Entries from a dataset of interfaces
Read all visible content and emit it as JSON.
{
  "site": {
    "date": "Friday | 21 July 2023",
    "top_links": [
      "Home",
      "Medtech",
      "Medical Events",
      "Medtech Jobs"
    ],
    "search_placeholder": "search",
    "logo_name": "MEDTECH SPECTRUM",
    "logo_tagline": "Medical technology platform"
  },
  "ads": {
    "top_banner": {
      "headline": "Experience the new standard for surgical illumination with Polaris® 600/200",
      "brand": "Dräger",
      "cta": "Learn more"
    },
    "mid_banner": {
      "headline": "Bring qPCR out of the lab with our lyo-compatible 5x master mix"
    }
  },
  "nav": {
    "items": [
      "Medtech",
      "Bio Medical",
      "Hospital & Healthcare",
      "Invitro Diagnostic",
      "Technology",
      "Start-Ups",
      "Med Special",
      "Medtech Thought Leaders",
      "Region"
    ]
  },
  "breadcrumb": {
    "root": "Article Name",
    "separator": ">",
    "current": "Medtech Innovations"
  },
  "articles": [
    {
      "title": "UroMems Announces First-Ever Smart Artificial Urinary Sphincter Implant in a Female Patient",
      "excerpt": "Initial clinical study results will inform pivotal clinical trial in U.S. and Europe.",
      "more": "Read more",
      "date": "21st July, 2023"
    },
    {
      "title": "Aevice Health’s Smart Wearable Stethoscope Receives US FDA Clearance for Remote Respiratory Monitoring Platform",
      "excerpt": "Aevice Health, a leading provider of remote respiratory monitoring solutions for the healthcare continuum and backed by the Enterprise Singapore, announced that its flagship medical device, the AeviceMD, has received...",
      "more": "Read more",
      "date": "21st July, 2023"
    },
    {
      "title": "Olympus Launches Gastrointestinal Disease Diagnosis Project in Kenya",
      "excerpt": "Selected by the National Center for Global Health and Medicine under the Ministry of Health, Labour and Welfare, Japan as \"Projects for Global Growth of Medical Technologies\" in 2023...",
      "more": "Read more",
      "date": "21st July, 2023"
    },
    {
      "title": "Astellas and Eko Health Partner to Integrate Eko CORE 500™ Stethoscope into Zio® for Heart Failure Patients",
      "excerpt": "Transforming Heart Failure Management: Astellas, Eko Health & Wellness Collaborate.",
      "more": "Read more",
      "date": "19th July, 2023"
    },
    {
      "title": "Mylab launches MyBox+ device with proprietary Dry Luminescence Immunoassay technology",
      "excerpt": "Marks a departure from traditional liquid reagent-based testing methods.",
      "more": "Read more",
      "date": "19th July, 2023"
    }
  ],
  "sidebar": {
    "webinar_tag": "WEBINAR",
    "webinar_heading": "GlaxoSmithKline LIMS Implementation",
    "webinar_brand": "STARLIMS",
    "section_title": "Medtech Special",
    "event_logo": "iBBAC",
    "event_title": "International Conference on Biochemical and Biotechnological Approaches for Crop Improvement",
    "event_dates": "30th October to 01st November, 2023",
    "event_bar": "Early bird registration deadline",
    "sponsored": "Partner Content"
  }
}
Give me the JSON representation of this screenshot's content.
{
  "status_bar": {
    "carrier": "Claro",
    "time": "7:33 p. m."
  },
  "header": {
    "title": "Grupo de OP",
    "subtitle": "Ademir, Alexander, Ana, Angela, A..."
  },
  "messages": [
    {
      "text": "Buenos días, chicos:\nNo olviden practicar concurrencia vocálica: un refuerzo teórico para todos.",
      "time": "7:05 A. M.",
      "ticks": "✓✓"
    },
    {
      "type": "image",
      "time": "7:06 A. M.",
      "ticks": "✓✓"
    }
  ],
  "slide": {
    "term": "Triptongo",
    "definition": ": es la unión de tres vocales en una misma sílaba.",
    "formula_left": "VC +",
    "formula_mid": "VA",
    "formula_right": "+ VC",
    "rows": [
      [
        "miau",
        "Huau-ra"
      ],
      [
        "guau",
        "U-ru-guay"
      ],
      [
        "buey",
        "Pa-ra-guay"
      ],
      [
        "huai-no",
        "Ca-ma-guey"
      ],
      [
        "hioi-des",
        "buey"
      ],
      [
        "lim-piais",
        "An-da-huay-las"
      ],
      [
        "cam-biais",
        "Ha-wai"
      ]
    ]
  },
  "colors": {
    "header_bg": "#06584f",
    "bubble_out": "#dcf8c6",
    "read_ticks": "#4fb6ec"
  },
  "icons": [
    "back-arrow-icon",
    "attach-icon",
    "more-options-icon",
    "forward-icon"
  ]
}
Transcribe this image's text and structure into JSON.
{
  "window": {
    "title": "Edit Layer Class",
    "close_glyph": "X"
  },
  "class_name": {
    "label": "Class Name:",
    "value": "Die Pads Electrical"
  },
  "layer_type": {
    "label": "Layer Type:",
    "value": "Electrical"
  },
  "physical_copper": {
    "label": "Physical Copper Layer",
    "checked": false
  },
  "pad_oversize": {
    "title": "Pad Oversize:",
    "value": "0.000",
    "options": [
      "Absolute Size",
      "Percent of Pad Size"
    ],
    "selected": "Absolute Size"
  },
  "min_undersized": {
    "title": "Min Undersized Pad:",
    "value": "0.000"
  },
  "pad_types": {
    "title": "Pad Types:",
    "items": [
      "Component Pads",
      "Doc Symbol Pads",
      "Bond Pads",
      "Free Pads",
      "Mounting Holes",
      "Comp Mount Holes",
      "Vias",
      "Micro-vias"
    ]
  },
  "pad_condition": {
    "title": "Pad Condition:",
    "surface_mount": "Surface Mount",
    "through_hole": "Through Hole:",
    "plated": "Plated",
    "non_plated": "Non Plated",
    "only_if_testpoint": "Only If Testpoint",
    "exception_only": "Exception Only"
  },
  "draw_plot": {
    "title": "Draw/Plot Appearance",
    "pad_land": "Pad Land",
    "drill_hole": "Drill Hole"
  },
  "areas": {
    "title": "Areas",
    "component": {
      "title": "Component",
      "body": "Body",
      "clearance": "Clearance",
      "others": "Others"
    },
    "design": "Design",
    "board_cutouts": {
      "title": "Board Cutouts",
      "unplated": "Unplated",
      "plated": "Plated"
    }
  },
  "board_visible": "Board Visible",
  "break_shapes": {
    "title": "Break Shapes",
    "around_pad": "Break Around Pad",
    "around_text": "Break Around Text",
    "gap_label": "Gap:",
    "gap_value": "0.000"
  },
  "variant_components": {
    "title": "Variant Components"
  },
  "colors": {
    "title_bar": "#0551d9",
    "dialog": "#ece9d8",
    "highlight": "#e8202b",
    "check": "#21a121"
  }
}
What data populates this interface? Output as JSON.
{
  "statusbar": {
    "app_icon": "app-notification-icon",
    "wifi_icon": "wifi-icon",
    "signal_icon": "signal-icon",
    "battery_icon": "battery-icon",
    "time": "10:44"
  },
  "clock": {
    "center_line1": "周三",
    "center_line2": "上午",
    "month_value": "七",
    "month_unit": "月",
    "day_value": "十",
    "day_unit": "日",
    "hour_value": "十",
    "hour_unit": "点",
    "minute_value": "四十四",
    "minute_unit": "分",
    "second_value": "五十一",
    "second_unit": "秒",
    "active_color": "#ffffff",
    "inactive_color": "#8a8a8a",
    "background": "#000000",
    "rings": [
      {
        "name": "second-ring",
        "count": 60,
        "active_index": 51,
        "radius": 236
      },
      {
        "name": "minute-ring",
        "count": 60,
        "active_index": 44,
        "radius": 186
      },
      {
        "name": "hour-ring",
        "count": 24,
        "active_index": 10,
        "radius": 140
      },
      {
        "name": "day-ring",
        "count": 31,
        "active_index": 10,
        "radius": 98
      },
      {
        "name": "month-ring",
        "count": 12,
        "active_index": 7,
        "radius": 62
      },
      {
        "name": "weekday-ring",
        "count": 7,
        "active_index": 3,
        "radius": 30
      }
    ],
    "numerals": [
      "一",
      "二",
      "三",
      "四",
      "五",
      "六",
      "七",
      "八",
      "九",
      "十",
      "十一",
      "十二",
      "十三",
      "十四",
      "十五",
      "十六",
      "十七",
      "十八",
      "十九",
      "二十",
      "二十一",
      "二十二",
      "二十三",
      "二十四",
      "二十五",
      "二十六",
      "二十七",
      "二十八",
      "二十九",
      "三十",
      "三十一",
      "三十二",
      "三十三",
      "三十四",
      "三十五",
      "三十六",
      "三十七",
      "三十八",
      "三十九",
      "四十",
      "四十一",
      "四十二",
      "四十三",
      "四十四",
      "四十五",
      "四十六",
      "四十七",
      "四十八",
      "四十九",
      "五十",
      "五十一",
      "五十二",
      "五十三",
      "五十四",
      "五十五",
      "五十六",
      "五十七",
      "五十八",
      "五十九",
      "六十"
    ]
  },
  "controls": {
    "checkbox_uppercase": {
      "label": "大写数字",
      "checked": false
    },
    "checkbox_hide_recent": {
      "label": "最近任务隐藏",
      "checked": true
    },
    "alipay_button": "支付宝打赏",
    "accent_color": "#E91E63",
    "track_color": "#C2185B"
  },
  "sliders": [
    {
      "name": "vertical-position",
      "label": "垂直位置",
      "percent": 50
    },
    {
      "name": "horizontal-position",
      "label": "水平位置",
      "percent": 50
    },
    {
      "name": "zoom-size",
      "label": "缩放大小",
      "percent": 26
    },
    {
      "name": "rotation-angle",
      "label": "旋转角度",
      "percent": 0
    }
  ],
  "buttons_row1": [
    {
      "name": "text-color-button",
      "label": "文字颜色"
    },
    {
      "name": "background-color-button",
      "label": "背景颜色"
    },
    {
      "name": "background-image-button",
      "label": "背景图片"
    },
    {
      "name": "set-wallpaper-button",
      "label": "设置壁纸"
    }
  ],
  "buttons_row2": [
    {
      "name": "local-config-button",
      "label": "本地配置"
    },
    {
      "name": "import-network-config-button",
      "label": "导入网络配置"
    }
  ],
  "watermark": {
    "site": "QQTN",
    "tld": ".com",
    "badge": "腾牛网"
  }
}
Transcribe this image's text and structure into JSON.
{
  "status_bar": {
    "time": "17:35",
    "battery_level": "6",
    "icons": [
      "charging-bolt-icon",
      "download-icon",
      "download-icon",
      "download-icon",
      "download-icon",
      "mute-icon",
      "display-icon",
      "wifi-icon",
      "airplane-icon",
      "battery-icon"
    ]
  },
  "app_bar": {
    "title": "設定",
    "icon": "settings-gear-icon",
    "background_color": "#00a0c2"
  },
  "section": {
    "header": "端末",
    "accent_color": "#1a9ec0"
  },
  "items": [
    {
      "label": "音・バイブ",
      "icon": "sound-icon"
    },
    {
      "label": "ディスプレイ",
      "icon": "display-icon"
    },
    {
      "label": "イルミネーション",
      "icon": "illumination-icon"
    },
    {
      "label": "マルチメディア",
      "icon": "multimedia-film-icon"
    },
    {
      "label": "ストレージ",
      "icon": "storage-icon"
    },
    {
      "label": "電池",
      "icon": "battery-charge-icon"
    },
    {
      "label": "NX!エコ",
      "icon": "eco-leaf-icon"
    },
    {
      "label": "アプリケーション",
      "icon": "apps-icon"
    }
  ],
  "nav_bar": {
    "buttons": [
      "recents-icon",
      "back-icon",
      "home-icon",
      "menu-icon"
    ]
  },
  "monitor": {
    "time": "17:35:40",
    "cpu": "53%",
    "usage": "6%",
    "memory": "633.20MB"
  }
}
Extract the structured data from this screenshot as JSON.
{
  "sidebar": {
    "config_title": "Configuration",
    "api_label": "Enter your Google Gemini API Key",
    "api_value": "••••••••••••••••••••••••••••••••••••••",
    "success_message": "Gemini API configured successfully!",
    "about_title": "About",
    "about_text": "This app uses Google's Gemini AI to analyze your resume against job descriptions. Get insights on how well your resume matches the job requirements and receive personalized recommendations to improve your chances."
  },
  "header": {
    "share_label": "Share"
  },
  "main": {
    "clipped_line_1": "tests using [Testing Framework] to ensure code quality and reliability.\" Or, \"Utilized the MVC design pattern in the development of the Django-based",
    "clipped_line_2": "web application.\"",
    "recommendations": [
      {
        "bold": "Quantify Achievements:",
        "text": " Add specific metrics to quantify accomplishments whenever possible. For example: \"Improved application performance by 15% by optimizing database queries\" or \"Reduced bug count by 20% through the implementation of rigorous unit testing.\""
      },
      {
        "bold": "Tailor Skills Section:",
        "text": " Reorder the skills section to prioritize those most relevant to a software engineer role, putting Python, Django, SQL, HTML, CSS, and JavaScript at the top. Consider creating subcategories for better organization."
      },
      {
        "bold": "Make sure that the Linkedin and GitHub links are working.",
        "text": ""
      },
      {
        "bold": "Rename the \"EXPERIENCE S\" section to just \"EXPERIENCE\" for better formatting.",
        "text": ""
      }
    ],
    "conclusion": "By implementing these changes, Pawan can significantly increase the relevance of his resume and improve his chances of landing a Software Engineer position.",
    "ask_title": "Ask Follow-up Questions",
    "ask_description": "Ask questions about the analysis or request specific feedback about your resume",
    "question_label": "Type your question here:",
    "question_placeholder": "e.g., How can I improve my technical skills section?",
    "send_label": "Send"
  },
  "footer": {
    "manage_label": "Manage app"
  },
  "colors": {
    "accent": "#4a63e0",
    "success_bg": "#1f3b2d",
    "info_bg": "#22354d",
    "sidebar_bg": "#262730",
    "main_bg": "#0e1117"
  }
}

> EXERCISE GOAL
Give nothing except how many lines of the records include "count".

> SOLUTION
7